When Sharmeen Obaid-Chinoy accepted the Academy Award for her short documentary film A Girl in the River: The Price of Forgiveness, about a woman who survives a planned honor killing, she got straight to the point: “This is what happens when determined women get together.” She acknowledged men too — men who push women “to go to school and work and who want a more just society for women.”
Honor killings occur around the world, but most frequently in South Asia. Women are murdered because they object to a forced marriage or otherwise defy their families — or sometimes even because they have been victims of rape. Thousands of such killings occur annually, but many go unreported, according to human rights groups.
The United States has long condemned violence against women and girls wherever it occurs. A special White House report, 1 is 2 Many: Twenty Years of Fighting Violence Against Women and Girls, details steps taken to combat such crimes at home and internationally.
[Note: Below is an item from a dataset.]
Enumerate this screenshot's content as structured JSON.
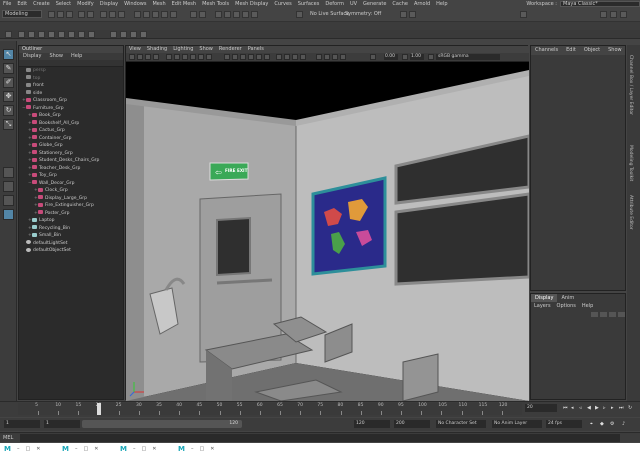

A Girl in the River tells “the remarkable story of a very courageous young woman who survived an attempt at an honor killing by her father and uncle,” U.S. Secretary of State John Kerry said. “Even more remarkable was that after the initial screening, [Pakistan’s] Prime Minister [Nawaz] Sharif pledged to change laws that allow such barbaric practices and murders.”
“That is the power of film,” Obaid-Chinoy said about the prime minister’s reaction.
President Obama encourages artists, who “have a unique power to change minds and attitudes,” to help end gender-based violence. “Together we can change our culture for the better by ending violence against women and girls,” he told the 2015 Grammy Awards audience.
This is Obaid-Chinoy’s second Oscar. She won the first in 2012 for her film Saving Face, about women who are victims of acid attacks.